#### [Task to carry out]
Repeat the lines of the data exactly and exclude any picture among them.
Records for the task section start
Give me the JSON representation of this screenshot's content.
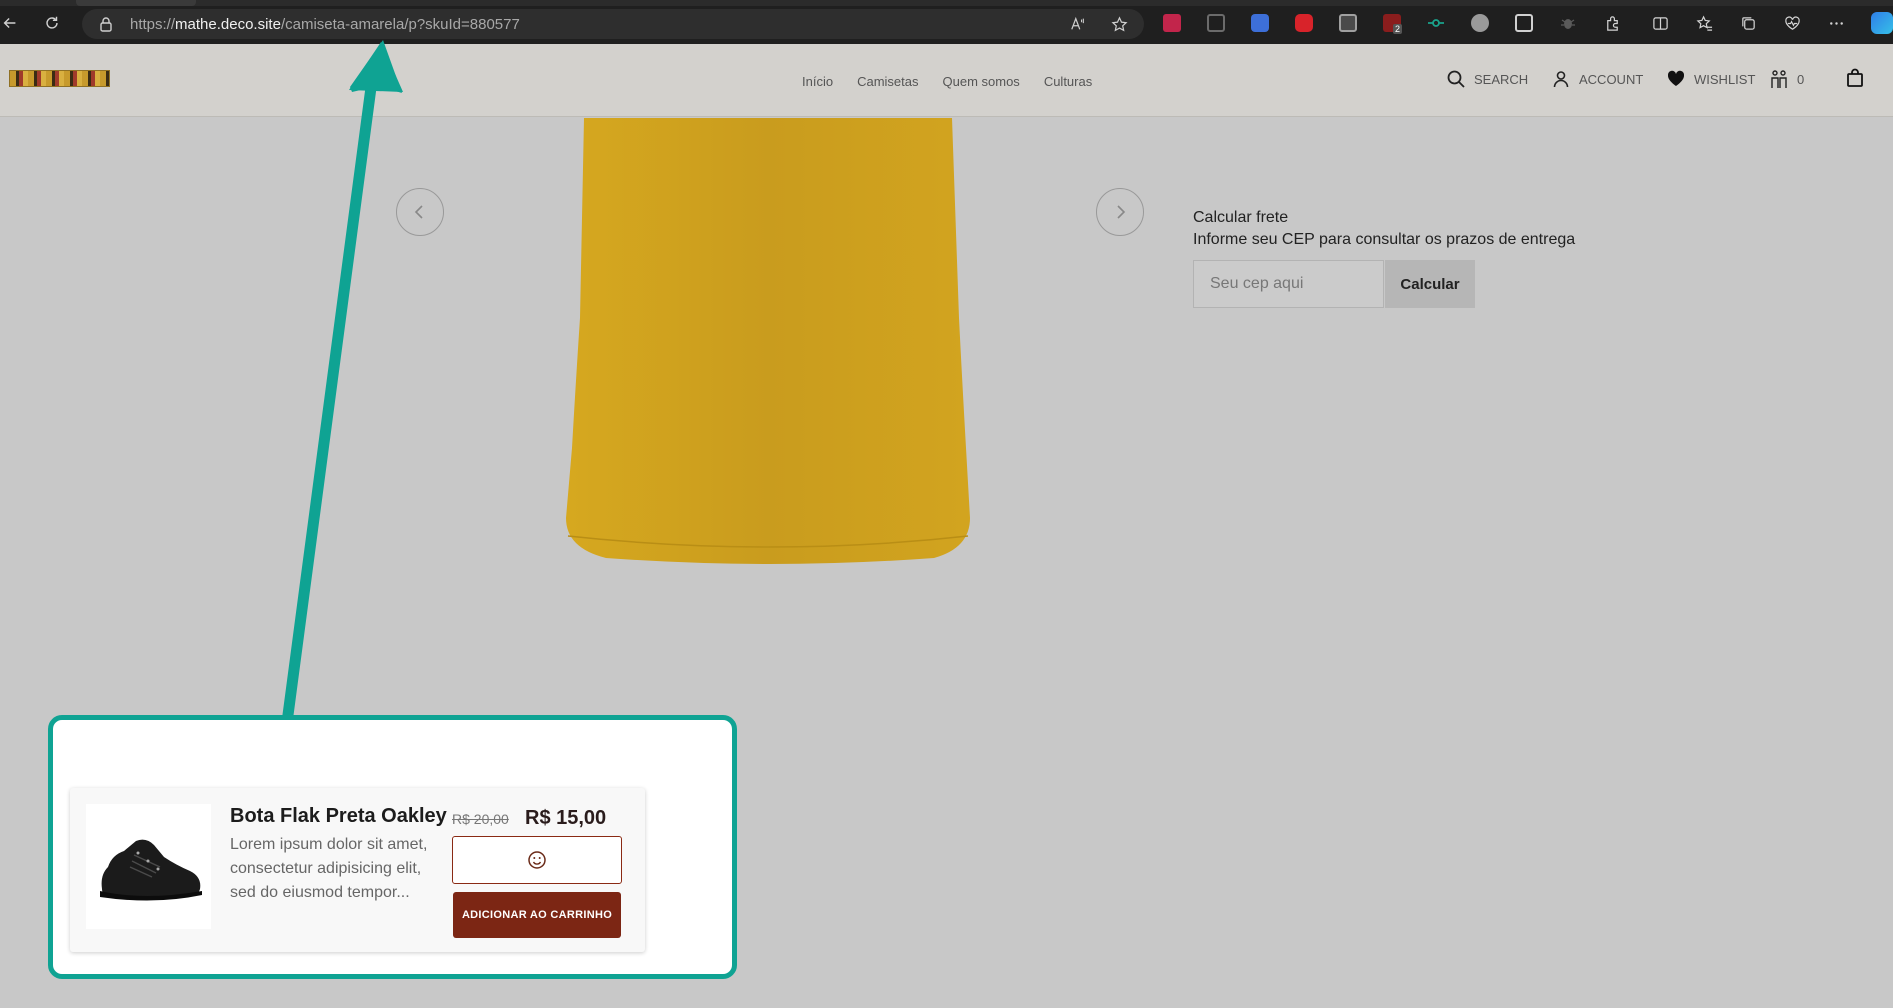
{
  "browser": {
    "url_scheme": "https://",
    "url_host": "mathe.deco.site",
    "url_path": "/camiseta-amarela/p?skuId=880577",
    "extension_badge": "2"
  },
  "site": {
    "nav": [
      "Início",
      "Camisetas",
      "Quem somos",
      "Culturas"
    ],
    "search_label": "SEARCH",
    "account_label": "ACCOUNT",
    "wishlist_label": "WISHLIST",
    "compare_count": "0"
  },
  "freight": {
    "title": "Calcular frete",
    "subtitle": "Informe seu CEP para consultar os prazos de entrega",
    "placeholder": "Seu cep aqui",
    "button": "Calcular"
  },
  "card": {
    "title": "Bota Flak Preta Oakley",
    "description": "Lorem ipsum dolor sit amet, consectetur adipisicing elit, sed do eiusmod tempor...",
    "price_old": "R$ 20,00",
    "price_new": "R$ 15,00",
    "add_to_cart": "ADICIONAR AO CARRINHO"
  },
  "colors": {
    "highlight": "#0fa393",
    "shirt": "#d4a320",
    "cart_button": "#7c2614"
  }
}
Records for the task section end
#### [Exercise answer]
Give me the JSON representation of this screenshot's content.
{
  "browser": {
    "url_scheme": "https://",
    "url_host": "mathe.deco.site",
    "url_path": "/camiseta-amarela/p?skuId=880577",
    "extension_badge": "2"
  },
  "site": {
    "nav": [
      "Início",
      "Camisetas",
      "Quem somos",
      "Culturas"
    ],
    "search_label": "SEARCH",
    "account_label": "ACCOUNT",
    "wishlist_label": "WISHLIST",
    "compare_count": "0"
  },
  "freight": {
    "title": "Calcular frete",
    "subtitle": "Informe seu CEP para consultar os prazos de entrega",
    "placeholder": "Seu cep aqui",
    "button": "Calcular"
  },
  "card": {
    "title": "Bota Flak Preta Oakley",
    "description": "Lorem ipsum dolor sit amet, consectetur adipisicing elit, sed do eiusmod tempor...",
    "price_old": "R$ 20,00",
    "price_new": "R$ 15,00",
    "add_to_cart": "ADICIONAR AO CARRINHO"
  },
  "colors": {
    "highlight": "#0fa393",
    "shirt": "#d4a320",
    "cart_button": "#7c2614"
  }
}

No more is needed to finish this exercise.